There are at least two different shorts where dance plays a central role. First up is Stephanie Bollag’s Esther In Wonderland, finding a married Hasidic woman drawn to the freedom she feels through hip hop and breakdance. In Tj O’Grady Peyton’s Silence, a man at a crossroads happens upon a young ballet dancer in an abandoned building. I’m not sure if that constitutes a “meet cute” but there’s definitely one in The Angler, directed by David Darg. I mean, when you have a fisherman who gets his line tangled with a single mother…that’s straying into some fairly cute rom com territory, right? I suppose Girl With a Thermal Gun, directed and written by Rongfei Guo could also fall into this “meet cute” area. Any man that has fantasies about a woman that takes his temperature can’t be a Mr. Wrong, right?

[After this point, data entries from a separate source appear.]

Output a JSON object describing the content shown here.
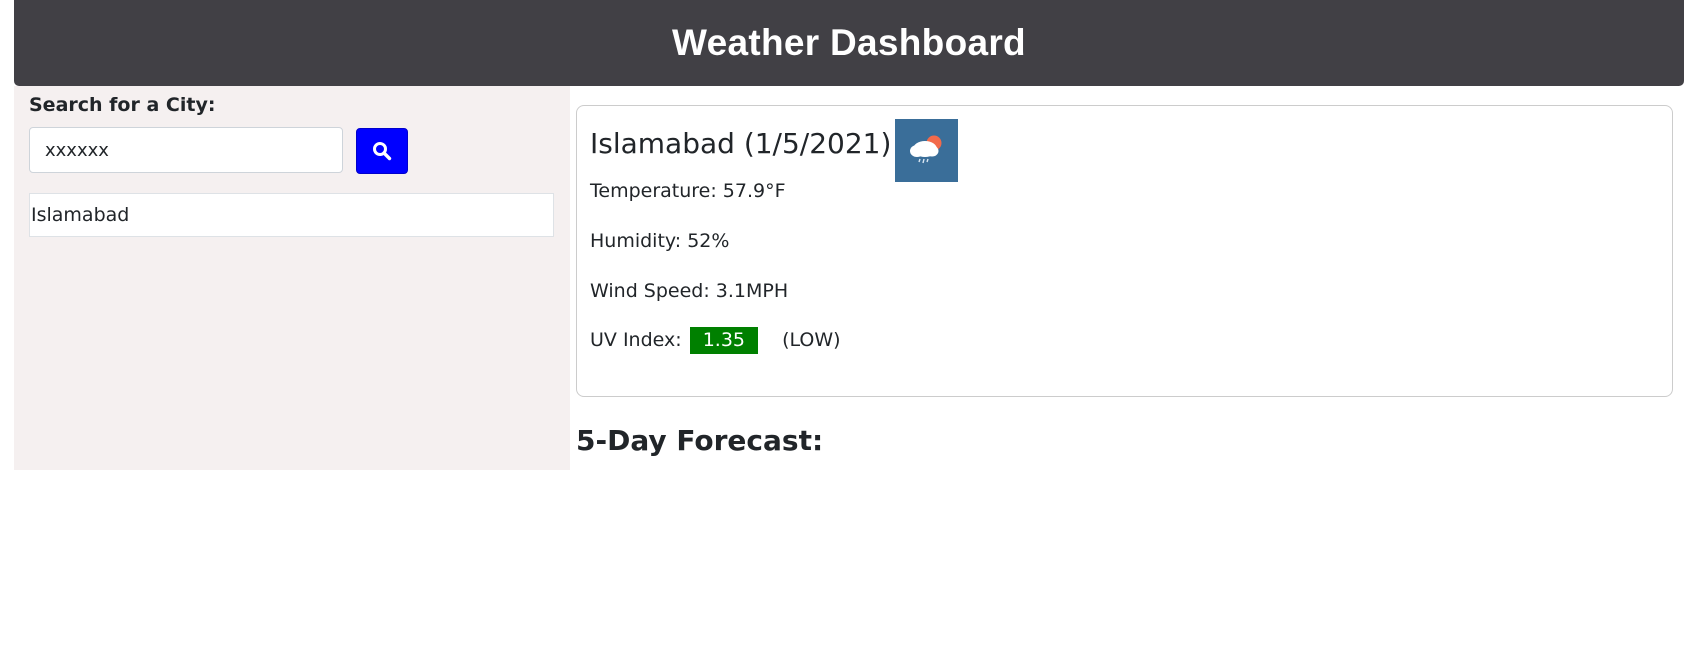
{
  "header": {
    "title": "Weather Dashboard"
  },
  "sidebar": {
    "search_label": "Search for a City:",
    "search_value": "xxxxxx",
    "search_button_icon": "search-icon",
    "history": [
      {
        "city": "Islamabad"
      }
    ]
  },
  "current": {
    "title": "Islamabad (1/5/2021)",
    "icon": "cloud-rain-sun-icon",
    "temperature_label": "Temperature: 57.9°F",
    "humidity_label": "Humidity: 52%",
    "wind_label": "Wind Speed: 3.1MPH",
    "uv_label": "UV Index:",
    "uv_value": "1.35",
    "uv_rating": "(LOW)"
  },
  "forecast": {
    "title": "5-Day Forecast:"
  },
  "colors": {
    "header_bg": "#414045",
    "sidebar_bg": "#f5f0f0",
    "search_button_bg": "#0000ff",
    "uv_low": "#008000",
    "icon_bg": "#3a6e99"
  }
}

The final four shorts to keep watch for are a bit of a jumbled bunch but I think will be worth seeking out if you can find the time. A Syrian FBI informant is put into a desperate situation in No Longer Suitable For Use, directed and written by Julian Joslin. This is another title I could see being an early one to play the long game on its road to the Oscar ceremony. Something about the plot seems on target to me. I think the relationship between a bumbling carjacker and his kindly victim in Jon Huertas’s Two Jacked, sounds like twisted fun. What else sounds fun right about now? The chance to hear some Elvis in early June, courtesy of writer/director Bonnie Discepolo’s GraceLand, starring the great Anna Camp as a mother to a daughter that thinks she is the reincarnation of The King. Lastly, the high-school dropout planning to rob her drug dealer in Molly Robber, directed and written by Austin Hall and Zach Visvikis gives the film the whiff of a tightly wound crime nugget and I’m more than ready for it.

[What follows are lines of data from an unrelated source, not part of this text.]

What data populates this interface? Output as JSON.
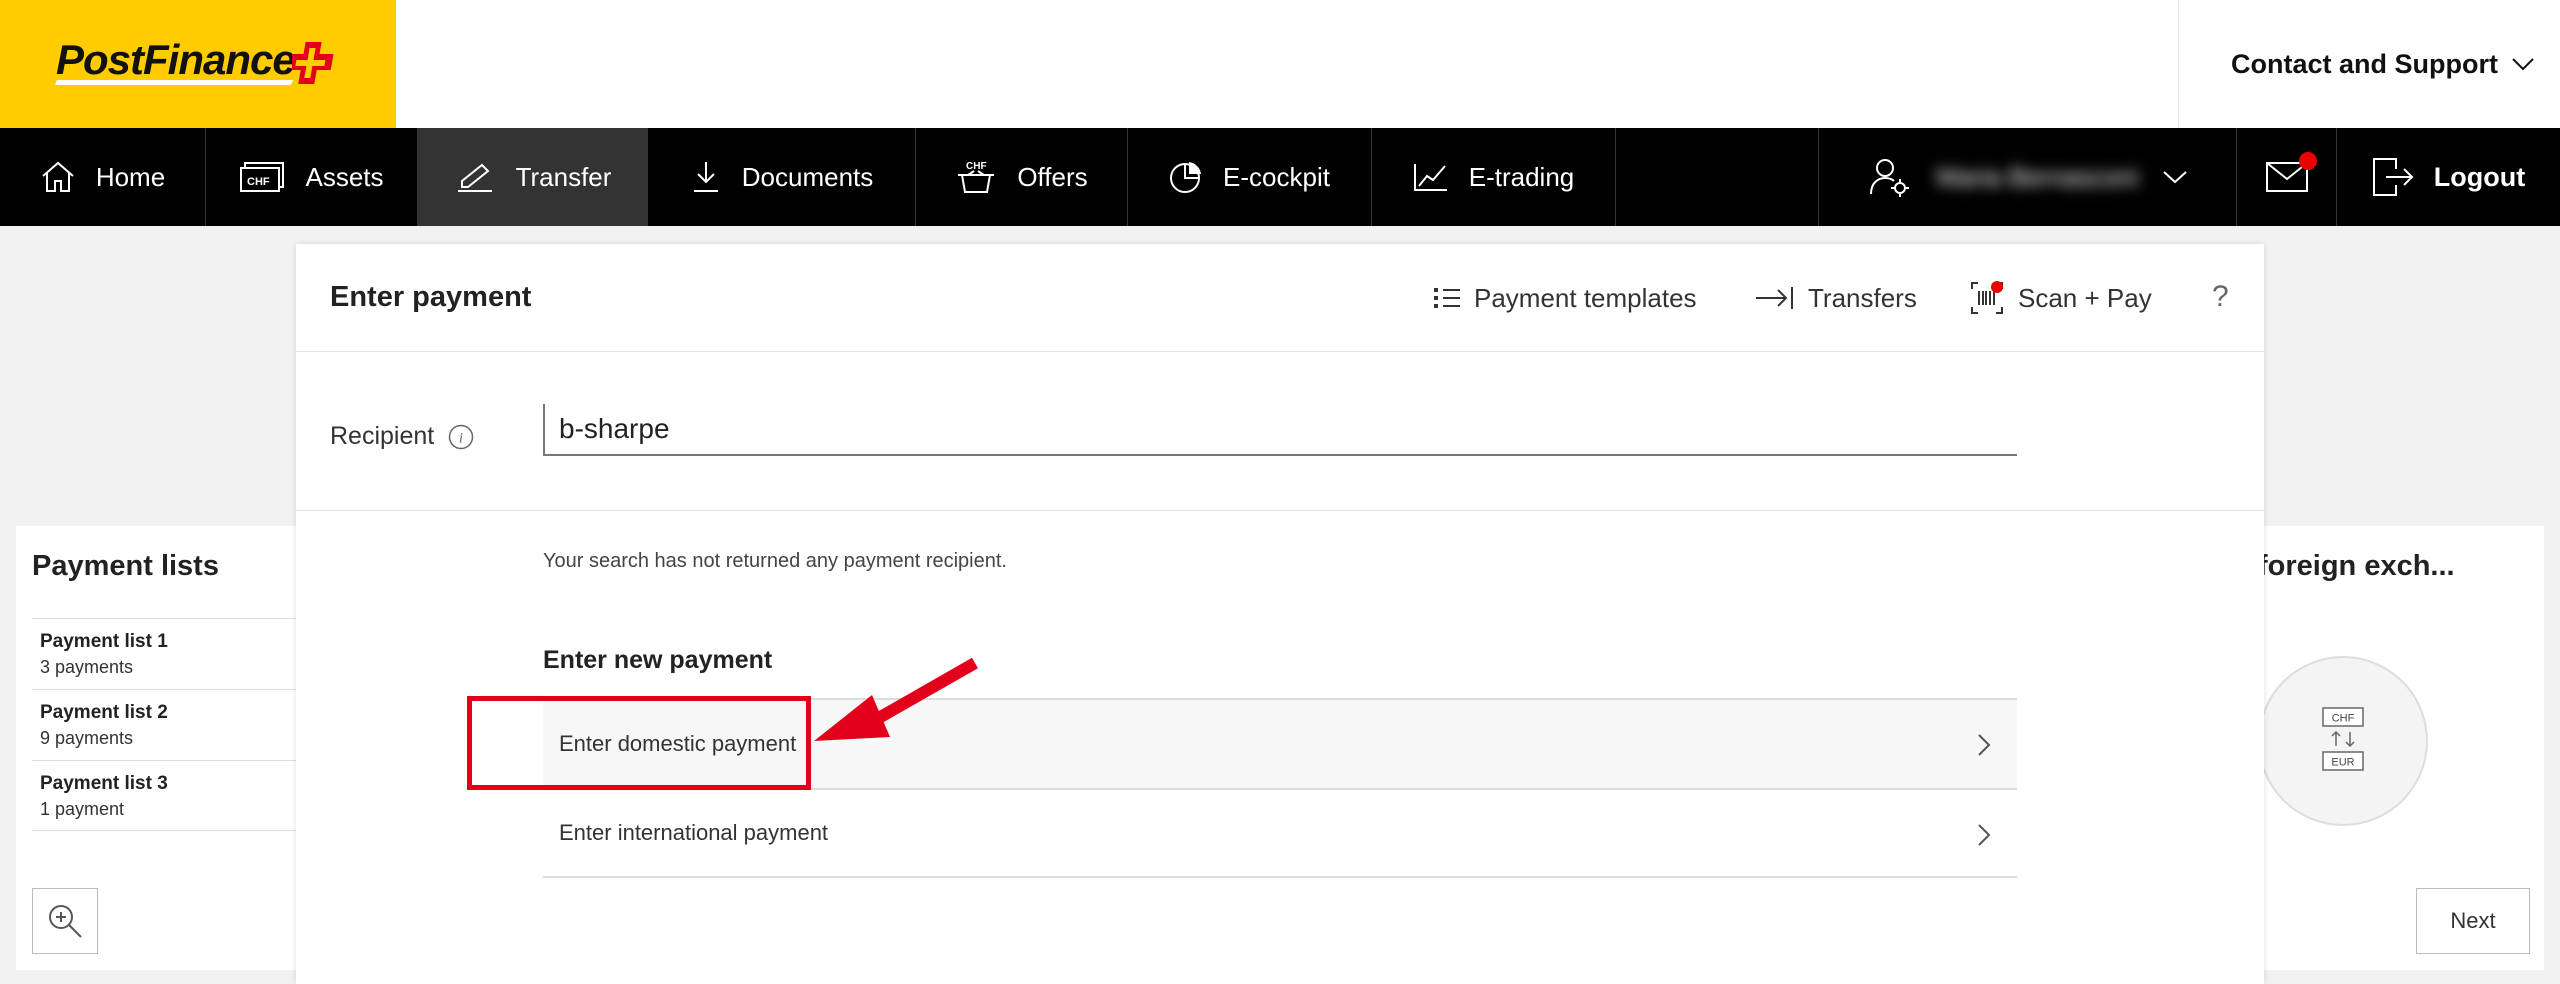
{
  "header": {
    "logo_text": "PostFinance",
    "contact_label": "Contact and Support"
  },
  "nav": {
    "items": [
      {
        "label": "Home",
        "icon": "home-icon"
      },
      {
        "label": "Assets",
        "icon": "chf-card-icon"
      },
      {
        "label": "Transfer",
        "icon": "transfer-pen-icon",
        "active": true
      },
      {
        "label": "Documents",
        "icon": "download-icon"
      },
      {
        "label": "Offers",
        "icon": "chf-basket-icon"
      },
      {
        "label": "E-cockpit",
        "icon": "pie-chart-icon"
      },
      {
        "label": "E-trading",
        "icon": "line-chart-icon"
      }
    ],
    "user_name": "Maria Bernasconi",
    "logout_label": "Logout"
  },
  "left_panel": {
    "title": "Payment lists",
    "lists": [
      {
        "title": "Payment list 1",
        "count": "3 payments"
      },
      {
        "title": "Payment list 2",
        "count": "9 payments"
      },
      {
        "title": "Payment list 3",
        "count": "1 payment"
      }
    ]
  },
  "right_panel": {
    "title": "foreign exch...",
    "fx_top": "CHF",
    "fx_bottom": "EUR",
    "next_label": "Next"
  },
  "card": {
    "title": "Enter payment",
    "actions": {
      "templates": "Payment templates",
      "transfers": "Transfers",
      "scan_pay": "Scan + Pay",
      "help": "?"
    },
    "recipient_label": "Recipient",
    "recipient_value": "b-sharpe",
    "no_result": "Your search has not returned any payment recipient.",
    "new_payment_title": "Enter new payment",
    "options": {
      "domestic": "Enter domestic payment",
      "international": "Enter international payment"
    }
  },
  "colors": {
    "brand_yellow": "#ffcc00",
    "nav_black": "#000000",
    "annotation_red": "#e3001b"
  }
}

Simply by process of elimination as I went through the list, I found that I wasn’t left with a lot of animated titles, though that could change as the festival kicks off and I hear the good buzz about certain premieres. For now, I’m setting my sights first and foremost on Namoo from writer/director Erick Oh. Nominated for an Oscar just this past year for his captivating short Opera, Oh is back with this poem brought to life as a tribute to his grandfather. Could Oh nab a nom two years running?

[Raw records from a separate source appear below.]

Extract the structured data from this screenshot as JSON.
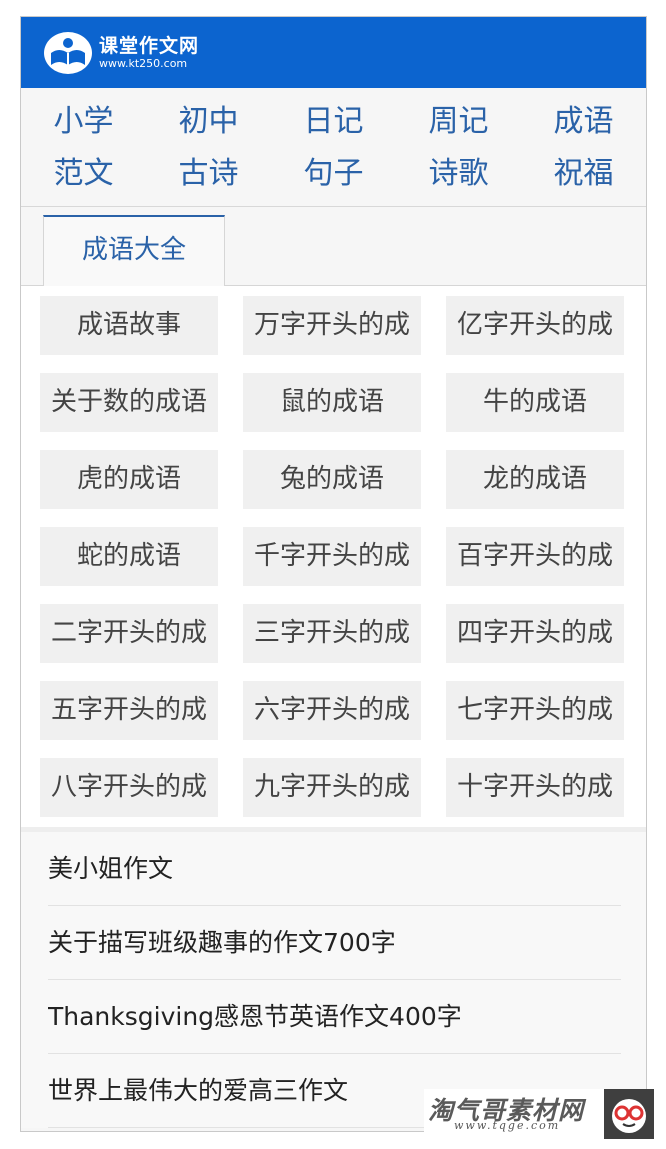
{
  "site": {
    "name": "课堂作文网",
    "url": "www.kt250.com",
    "brand_color": "#0c64cf",
    "logo_icon": "book-hand-logo-icon"
  },
  "nav": {
    "items": [
      {
        "label": "小学"
      },
      {
        "label": "初中"
      },
      {
        "label": "日记"
      },
      {
        "label": "周记"
      },
      {
        "label": "成语"
      },
      {
        "label": "范文"
      },
      {
        "label": "古诗"
      },
      {
        "label": "句子"
      },
      {
        "label": "诗歌"
      },
      {
        "label": "祝福"
      }
    ]
  },
  "tab": {
    "label": "成语大全"
  },
  "idioms": {
    "items": [
      {
        "label": "成语故事"
      },
      {
        "label": "万字开头的成"
      },
      {
        "label": "亿字开头的成"
      },
      {
        "label": "关于数的成语"
      },
      {
        "label": "鼠的成语"
      },
      {
        "label": "牛的成语"
      },
      {
        "label": "虎的成语"
      },
      {
        "label": "兔的成语"
      },
      {
        "label": "龙的成语"
      },
      {
        "label": "蛇的成语"
      },
      {
        "label": "千字开头的成"
      },
      {
        "label": "百字开头的成"
      },
      {
        "label": "二字开头的成"
      },
      {
        "label": "三字开头的成"
      },
      {
        "label": "四字开头的成"
      },
      {
        "label": "五字开头的成"
      },
      {
        "label": "六字开头的成"
      },
      {
        "label": "七字开头的成"
      },
      {
        "label": "八字开头的成"
      },
      {
        "label": "九字开头的成"
      },
      {
        "label": "十字开头的成"
      }
    ]
  },
  "articles": {
    "items": [
      {
        "title": "美小姐作文"
      },
      {
        "title": "关于描写班级趣事的作文700字"
      },
      {
        "title": "Thanksgiving感恩节英语作文400字"
      },
      {
        "title": "世界上最伟大的爱高三作文"
      }
    ]
  },
  "watermark": {
    "text": "淘气哥素材网",
    "url": "www.tqge.com",
    "icon": "glasses-face-icon"
  }
}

Even though I’m slightly wary of owls (ok, they freak me out), I’ll make an exception for the baby owl in Try to Fly, who, when inexplicably pushed from her nest, experiences an entire life flash before her eyes. For a darker tale, we turn to director Jeff Sher’s Dirty Little Secret, a retelling of The Tulsa Race Massacre of 1921 through song and animation. How about even darker? You got it! I also have Death and the Lady, directed, written, and produced by Geoff Bailey & Lucy Struever on my list. This one has Death itself visiting an elderly woman and her faithful canine companion on a rainy evening. Perhaps ending things with Blush, written and directed by Joe Mateo will send you out on a lighter note. This looks like a just lovely animated film following an astronaut crash landing on a barren planet…and the visitor that soon arrives.
You aren’t tired after the Feature Film category, are you? We still have Tribeca at Home to explore!